It takes a while to get into the flow of a Smokin’ Aces. Here is a film that wants to do so much in such a short window of time that it doesn’t give you any time to adjust before it’s throwing tons of names, personalities, and back stories at you. It’s the kind of film that wants you to watch it again right away after you have some clue as to what’s going on, just so its beginning doesn’t come across as terribly confusing. Eventually, you settle in.
That doesn’t really make the film good, but at least you’ll be able to follow what is happening. When you get in sync with it rhythm and you “get” where each character is coming from — it helps that some of them are killed early on, too — it makes the experience a lot more enjoyable. Think of this as Snatch meets Ocean’s Eleven crossed with Reservoir Dogs, and you’ll have a good idea of just how much attention it’s going to take to properly follow. Writer/director Joe Carnahan wants to blend all of these films together, and while he’s moderately successful, the result is worse than those all of the elements making it up.
The basic idea here is that there’s one man who needs killing/capturing/protecting, depending on what your character’s motivations are. He, a Vegas-magician-turned-gangster named Aces Israel (Jeremy Piven), is located in the penthouse suite of a fancy hotel. A bunch of assassins are trying to kill him. A couple of FBI agents are hoping to capture him. A few of his bodyguards want to protect him. There are too many characters to begin listing who they are and what they’re specifically doing.
Okay, so you’ve got the first third of the film as pure exposition, the second third where everything happens, and then a final third to wrap it all up, including the reveal and explanation of any betrayals that had occurred up to that point. That’s okay, I think, except that none of the exposition winds up being terribly important, and none of the reveals at the end matter, either. Essentially, we have 1/3 of a good movie here, while the rest is more worthless than worthwhile.
Don’t get me wrong here: When the action is going on in this hotel, and there are a bunch of people fighting each other in order to get to this one man, Smokin’ Aces is a lot of fun. It has a lot of good/noteworthy actors, it’s excessively violent, and it’s highly stylized. There’s always something to look at because of the way that it was shot and put together, and if the whole production contained the manic energy that this middle third did, it would probably be a film that is definitely worth your time.
I will say that the final scene of Smokin’ Aces is fantastic. I won’t spoil it, obviously, but it’s a wonderfully constructed point in the film. It is completely dependent on one actor’s performance, and it winds up being a haunting and powerful moment. That final shot is going to be something that you’ll remember for a good length of time. If there’s no other reason to watch this movie, it’s because of its finale. This is only ruined by the fact that few of the events surrounding it matter.
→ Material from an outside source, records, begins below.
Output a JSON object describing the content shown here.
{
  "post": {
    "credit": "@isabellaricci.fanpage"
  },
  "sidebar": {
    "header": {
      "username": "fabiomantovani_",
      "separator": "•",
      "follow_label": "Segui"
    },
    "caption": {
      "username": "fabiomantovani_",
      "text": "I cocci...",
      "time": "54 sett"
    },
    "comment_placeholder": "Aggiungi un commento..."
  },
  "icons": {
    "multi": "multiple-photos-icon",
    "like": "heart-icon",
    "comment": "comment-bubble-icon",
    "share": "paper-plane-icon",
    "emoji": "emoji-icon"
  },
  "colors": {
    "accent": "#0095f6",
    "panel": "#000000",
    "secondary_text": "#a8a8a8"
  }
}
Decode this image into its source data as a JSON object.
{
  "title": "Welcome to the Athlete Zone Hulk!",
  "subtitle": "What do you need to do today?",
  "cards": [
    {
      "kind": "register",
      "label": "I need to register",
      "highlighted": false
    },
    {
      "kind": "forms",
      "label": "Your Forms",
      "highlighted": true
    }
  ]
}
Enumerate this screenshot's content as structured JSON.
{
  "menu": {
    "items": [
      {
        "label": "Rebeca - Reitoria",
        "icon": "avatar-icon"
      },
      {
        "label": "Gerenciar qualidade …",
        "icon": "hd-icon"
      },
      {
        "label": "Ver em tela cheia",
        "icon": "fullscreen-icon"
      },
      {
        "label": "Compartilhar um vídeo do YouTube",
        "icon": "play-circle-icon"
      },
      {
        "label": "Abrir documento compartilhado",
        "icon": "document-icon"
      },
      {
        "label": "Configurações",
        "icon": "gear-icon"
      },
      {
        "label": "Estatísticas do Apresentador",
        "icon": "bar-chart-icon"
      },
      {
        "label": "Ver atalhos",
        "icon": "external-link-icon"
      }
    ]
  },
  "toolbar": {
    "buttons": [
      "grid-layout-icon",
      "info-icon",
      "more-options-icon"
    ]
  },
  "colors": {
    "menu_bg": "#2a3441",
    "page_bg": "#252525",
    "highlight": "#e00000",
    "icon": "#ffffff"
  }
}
That’s really the big problem I have with Smokin’ Aces. For a film that spends so much time introducing its plot and characters, it doesn’t really have a reason to do either. The central premise is fairly easy to describe, and the characters are thin caricatures and nothing more. They’re all colorful and we can tell them apart quite easily, but there’s nothing to any of them, which makes it feel as if there’s no reason for us to have to spend so much time with them at the beginning.
One of the most refreshing elements of Smokin’ Aces is in regards to its casting. There are some big names in the film — Ray Liotta, Ben Affleck, Jason Bateman, Ryan Reynolds, Andy Garcia, among others — and you expect them to live to the end because they’re big names. That’s not what happens. Some of the early deaths are surprising simply because of the actor playing the character is well-known and you expect to see them show up for longer than what winds up amounting to little more than a cameo.
This is a film that tries to do something fresh. You have to give it credit for that. It doesn’t completely — or even mostly — work, but the attempt at something slightly original can always be appreciated. It’s a sometimes fun, sometimes worthless, experiment, and I can applaud it for that. The good points make the bad ones worth sitting through, and while the story and characters aren’t worth paying attention to, wouldn’t that really be a bonus? It’s just a shame that the movie spends so much time on them; if it jumped almost straight into the action, it might have been more successful.
Smokin’ Aces isn’t a success, but it comes close enough that it’s almost worthwhile, just to see the middle section play out. The ending scene of the film is also very impressive, and I know that I probably won’t be able to forget it for a long time. This is a film with a strong cast who play forgettable characters, and a convoluted and confusing plot that ultimately doesn’t matter a whole lot. It’s a fascinating production, even if it isn’t terribly good.